What you return must be the full data, repeated verbatim, with no pictures in it.

▶ _Extracted material_:
※ ※ ※
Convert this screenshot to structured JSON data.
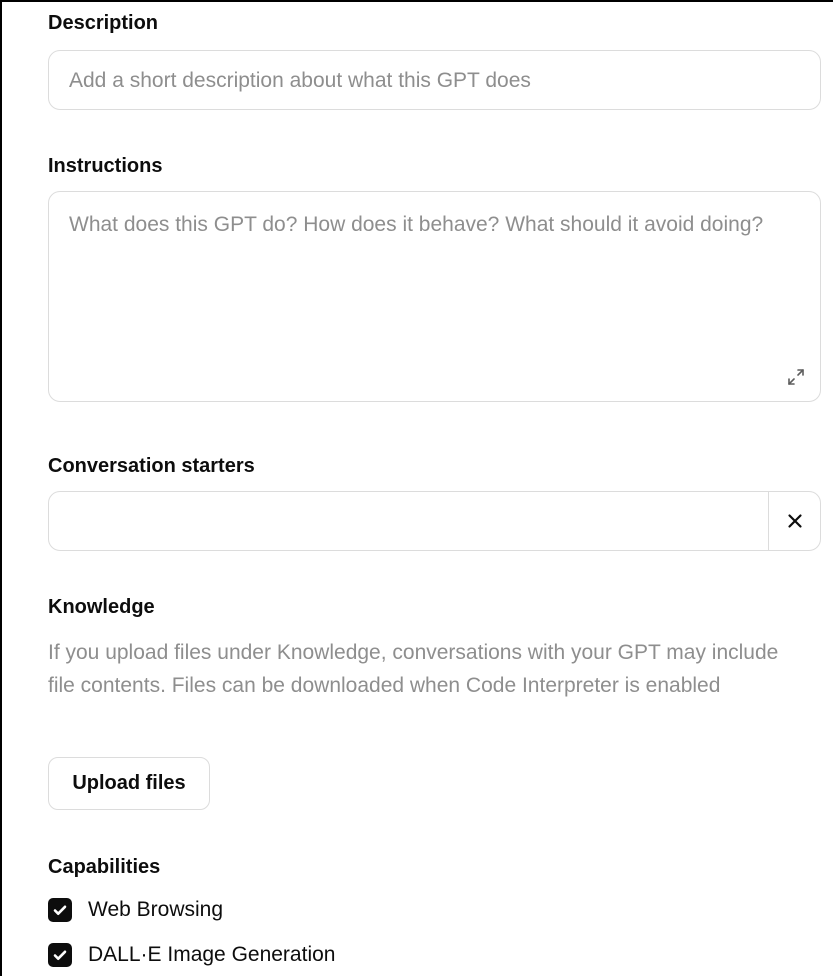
{
  "description": {
    "label": "Description",
    "placeholder": "Add a short description about what this GPT does",
    "value": ""
  },
  "instructions": {
    "label": "Instructions",
    "placeholder": "What does this GPT do? How does it behave? What should it avoid doing?",
    "value": ""
  },
  "conversation_starters": {
    "label": "Conversation starters",
    "items": [
      {
        "value": ""
      }
    ]
  },
  "knowledge": {
    "label": "Knowledge",
    "help_text": "If you upload files under Knowledge, conversations with your GPT may include file contents. Files can be downloaded when Code Interpreter is enabled",
    "upload_button": "Upload files"
  },
  "capabilities": {
    "label": "Capabilities",
    "items": [
      {
        "label": "Web Browsing",
        "checked": true
      },
      {
        "label": "DALL·E Image Generation",
        "checked": true
      }
    ]
  },
  "icons": {
    "expand": "expand-icon",
    "clear": "close-icon",
    "check": "checkmark-icon"
  },
  "colors": {
    "checkbox_fill": "#0d0d0d",
    "placeholder": "#8e8e8e",
    "border": "#dcdcdc"
  }
}
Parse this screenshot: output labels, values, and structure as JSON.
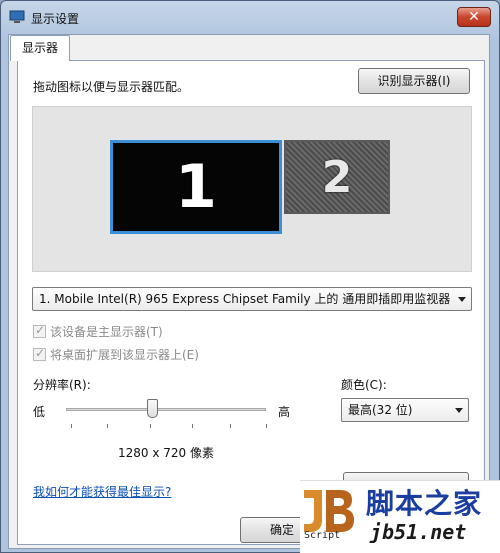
{
  "window": {
    "title": "显示设置",
    "close_label": "✕"
  },
  "tabs": [
    {
      "label": "显示器",
      "selected": true
    }
  ],
  "main": {
    "instruction": "拖动图标以便与显示器匹配。",
    "identify_button": "识别显示器(I)",
    "monitors": [
      {
        "number": "1",
        "selected": true
      },
      {
        "number": "2",
        "selected": false
      }
    ],
    "display_select": {
      "value": "1. Mobile Intel(R) 965 Express Chipset Family 上的 通用即插即用监视器"
    },
    "checkbox_primary": {
      "label": "该设备是主显示器(T)",
      "checked": true,
      "disabled": true
    },
    "checkbox_extend": {
      "label": "将桌面扩展到该显示器上(E)",
      "checked": true,
      "disabled": true
    },
    "resolution": {
      "label": "分辨率(R):",
      "low_label": "低",
      "high_label": "高",
      "value_text": "1280 x 720 像素",
      "slider_fraction": 0.43
    },
    "colors": {
      "label": "颜色(C):",
      "value": "最高(32 位)"
    },
    "help_link": "我如何才能获得最佳显示?",
    "ok_button": "确定"
  },
  "watermark": {
    "script_text": "Script",
    "brand_text": "脚本之家",
    "url_text": "jb51.net"
  },
  "colors": {
    "accent": "#3a8fd6",
    "link": "#0b4fb3",
    "close": "#c9452c"
  }
}
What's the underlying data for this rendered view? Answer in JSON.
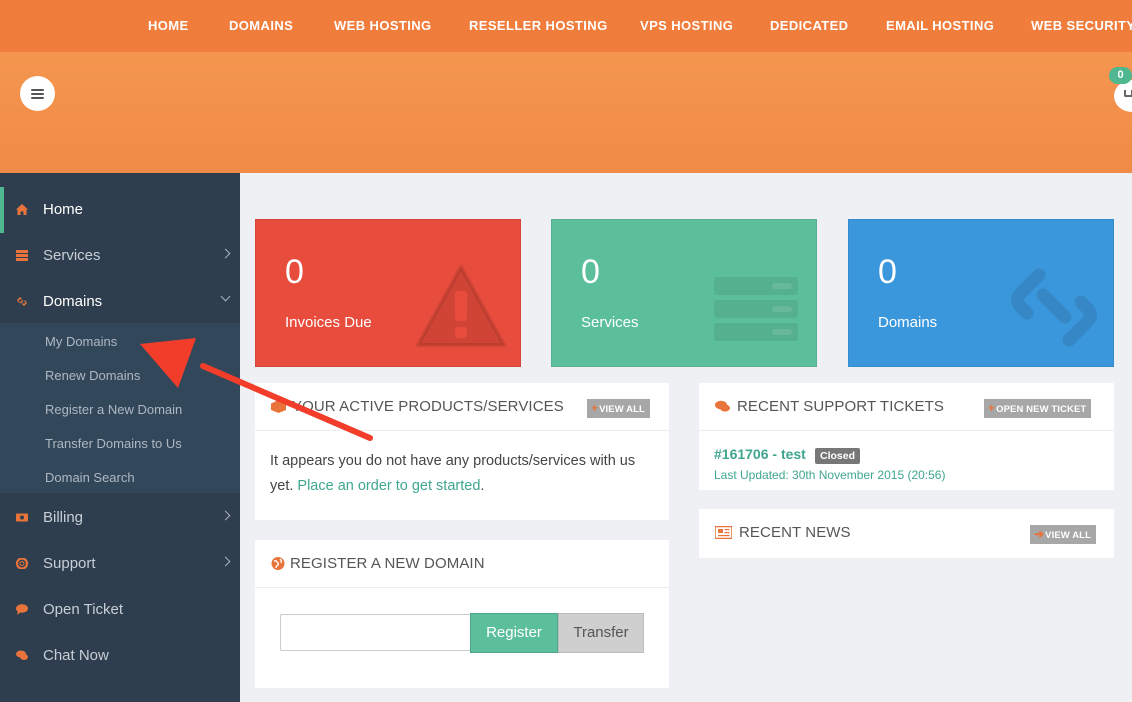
{
  "topnav": {
    "items": [
      "HOME",
      "DOMAINS",
      "WEB HOSTING",
      "RESELLER HOSTING",
      "VPS HOSTING",
      "DEDICATED",
      "EMAIL HOSTING",
      "WEB SECURITY"
    ]
  },
  "header": {
    "cart_count": "0"
  },
  "sidebar": {
    "items": [
      {
        "label": "Home",
        "icon": "home-icon"
      },
      {
        "label": "Services",
        "icon": "services-icon"
      },
      {
        "label": "Domains",
        "icon": "link-icon"
      },
      {
        "label": "Billing",
        "icon": "money-icon"
      },
      {
        "label": "Support",
        "icon": "lifebuoy-icon"
      },
      {
        "label": "Open Ticket",
        "icon": "comment-icon"
      },
      {
        "label": "Chat Now",
        "icon": "comments-icon"
      }
    ],
    "domains_submenu": [
      "My Domains",
      "Renew Domains",
      "Register a New Domain",
      "Transfer Domains to Us",
      "Domain Search"
    ]
  },
  "tiles": [
    {
      "value": "0",
      "label": "Invoices Due",
      "icon": "warning-icon",
      "color": "#e84c3d"
    },
    {
      "value": "0",
      "label": "Services",
      "icon": "server-icon",
      "color": "#5cbf9c"
    },
    {
      "value": "0",
      "label": "Domains",
      "icon": "link-icon",
      "color": "#3b97dc"
    }
  ],
  "products": {
    "title": "YOUR ACTIVE PRODUCTS/SERVICES",
    "button": "VIEW ALL",
    "text": "It appears you do not have any products/services with us yet.",
    "link": "Place an order to get started",
    "link_suffix": "."
  },
  "register": {
    "title": "REGISTER A NEW DOMAIN",
    "register_label": "Register",
    "transfer_label": "Transfer"
  },
  "tickets": {
    "title": "RECENT SUPPORT TICKETS",
    "button": "OPEN NEW TICKET",
    "ticket_id": "#161706 - test",
    "status": "Closed",
    "updated": "Last Updated: 30th November 2015 (20:56)"
  },
  "news": {
    "title": "RECENT NEWS",
    "button": "VIEW ALL"
  },
  "colors": {
    "accent_orange": "#f07d3c",
    "accent_green": "#5cbf9c",
    "sidebar_bg": "#2e3e4e"
  }
}
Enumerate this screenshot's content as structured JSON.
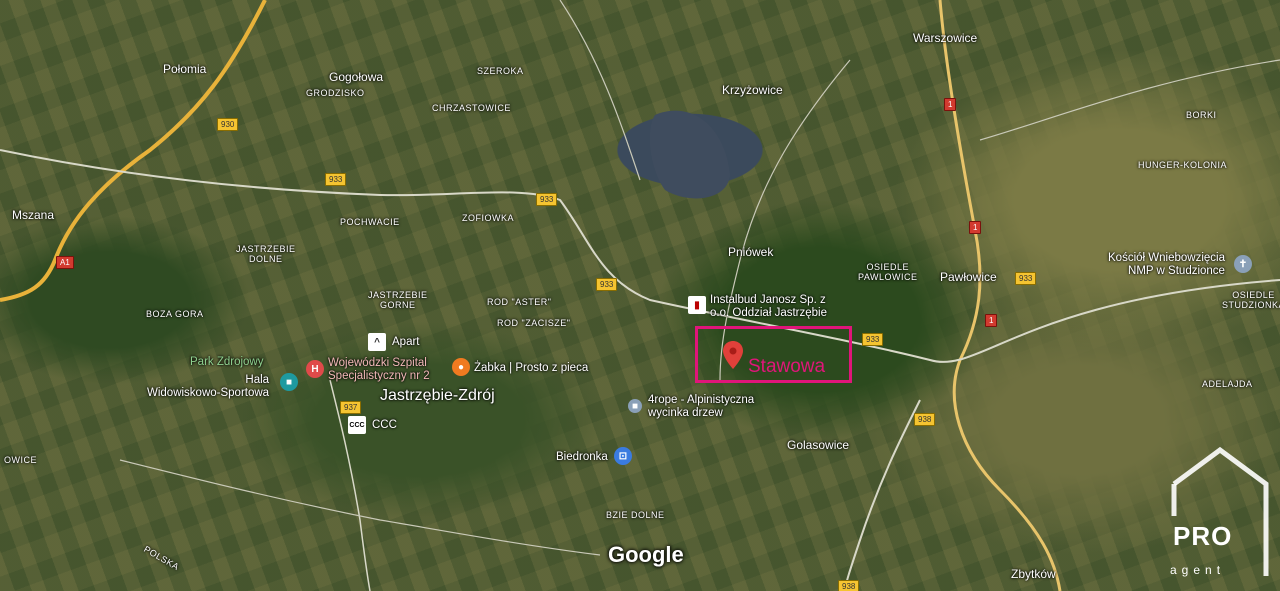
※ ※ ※
▶ _Answer to this exercise_:
Convert this screenshot to structured JSON data.
{
  "description": {
    "label": "Description",
    "placeholder": "Add a short description about what this GPT does",
    "value": ""
  },
  "instructions": {
    "label": "Instructions",
    "placeholder": "What does this GPT do? How does it behave? What should it avoid doing?",
    "value": ""
  },
  "conversation_starters": {
    "label": "Conversation starters",
    "items": [
      {
        "value": ""
      }
    ]
  },
  "knowledge": {
    "label": "Knowledge",
    "help_text": "If you upload files under Knowledge, conversations with your GPT may include file contents. Files can be downloaded when Code Interpreter is enabled",
    "upload_button": "Upload files"
  },
  "capabilities": {
    "label": "Capabilities",
    "items": [
      {
        "label": "Web Browsing",
        "checked": true
      },
      {
        "label": "DALL·E Image Generation",
        "checked": true
      }
    ]
  },
  "icons": {
    "expand": "expand-icon",
    "clear": "close-icon",
    "check": "checkmark-icon"
  },
  "colors": {
    "checkbox_fill": "#0d0d0d",
    "placeholder": "#8e8e8e",
    "border": "#dcdcdc"
  }
}
Parse this screenshot: output labels, values, and structure as JSON.
{
  "window": {
    "title": "显示设置",
    "close_label": "✕"
  },
  "tabs": [
    {
      "label": "显示器",
      "selected": true
    }
  ],
  "main": {
    "instruction": "拖动图标以便与显示器匹配。",
    "identify_button": "识别显示器(I)",
    "monitors": [
      {
        "number": "1",
        "selected": true
      },
      {
        "number": "2",
        "selected": false
      }
    ],
    "display_select": {
      "value": "1. Mobile Intel(R) 965 Express Chipset Family 上的 通用即插即用监视器"
    },
    "checkbox_primary": {
      "label": "该设备是主显示器(T)",
      "checked": true,
      "disabled": true
    },
    "checkbox_extend": {
      "label": "将桌面扩展到该显示器上(E)",
      "checked": true,
      "disabled": true
    },
    "resolution": {
      "label": "分辨率(R):",
      "low_label": "低",
      "high_label": "高",
      "value_text": "1280 x 720 像素",
      "slider_fraction": 0.43
    },
    "colors": {
      "label": "颜色(C):",
      "value": "最高(32 位)"
    },
    "help_link": "我如何才能获得最佳显示?",
    "ok_button": "确定"
  },
  "watermark": {
    "script_text": "Script",
    "brand_text": "脚本之家",
    "url_text": "jb51.net"
  },
  "colors": {
    "accent": "#3a8fd6",
    "link": "#0b4fb3",
    "close": "#c9452c"
  }
}
What's the underlying data for this rendered view? Answer in JSON.
{
  "topnav": {
    "items": [
      "HOME",
      "DOMAINS",
      "WEB HOSTING",
      "RESELLER HOSTING",
      "VPS HOSTING",
      "DEDICATED",
      "EMAIL HOSTING",
      "WEB SECURITY"
    ]
  },
  "header": {
    "cart_count": "0"
  },
  "sidebar": {
    "items": [
      {
        "label": "Home",
        "icon": "home-icon"
      },
      {
        "label": "Services",
        "icon": "services-icon"
      },
      {
        "label": "Domains",
        "icon": "link-icon"
      },
      {
        "label": "Billing",
        "icon": "money-icon"
      },
      {
        "label": "Support",
        "icon": "lifebuoy-icon"
      },
      {
        "label": "Open Ticket",
        "icon": "comment-icon"
      },
      {
        "label": "Chat Now",
        "icon": "comments-icon"
      }
    ],
    "domains_submenu": [
      "My Domains",
      "Renew Domains",
      "Register a New Domain",
      "Transfer Domains to Us",
      "Domain Search"
    ]
  },
  "tiles": [
    {
      "value": "0",
      "label": "Invoices Due",
      "icon": "warning-icon",
      "color": "#e84c3d"
    },
    {
      "value": "0",
      "label": "Services",
      "icon": "server-icon",
      "color": "#5cbf9c"
    },
    {
      "value": "0",
      "label": "Domains",
      "icon": "link-icon",
      "color": "#3b97dc"
    }
  ],
  "products": {
    "title": "YOUR ACTIVE PRODUCTS/SERVICES",
    "button": "VIEW ALL",
    "text": "It appears you do not have any products/services with us yet.",
    "link": "Place an order to get started",
    "link_suffix": "."
  },
  "register": {
    "title": "REGISTER A NEW DOMAIN",
    "register_label": "Register",
    "transfer_label": "Transfer"
  },
  "tickets": {
    "title": "RECENT SUPPORT TICKETS",
    "button": "OPEN NEW TICKET",
    "ticket_id": "#161706 - test",
    "status": "Closed",
    "updated": "Last Updated: 30th November 2015 (20:56)"
  },
  "news": {
    "title": "RECENT NEWS",
    "button": "VIEW ALL"
  },
  "colors": {
    "accent_orange": "#f07d3c",
    "accent_green": "#5cbf9c",
    "sidebar_bg": "#2e3e4e"
  }
}
Enumerate this screenshot's content as structured JSON.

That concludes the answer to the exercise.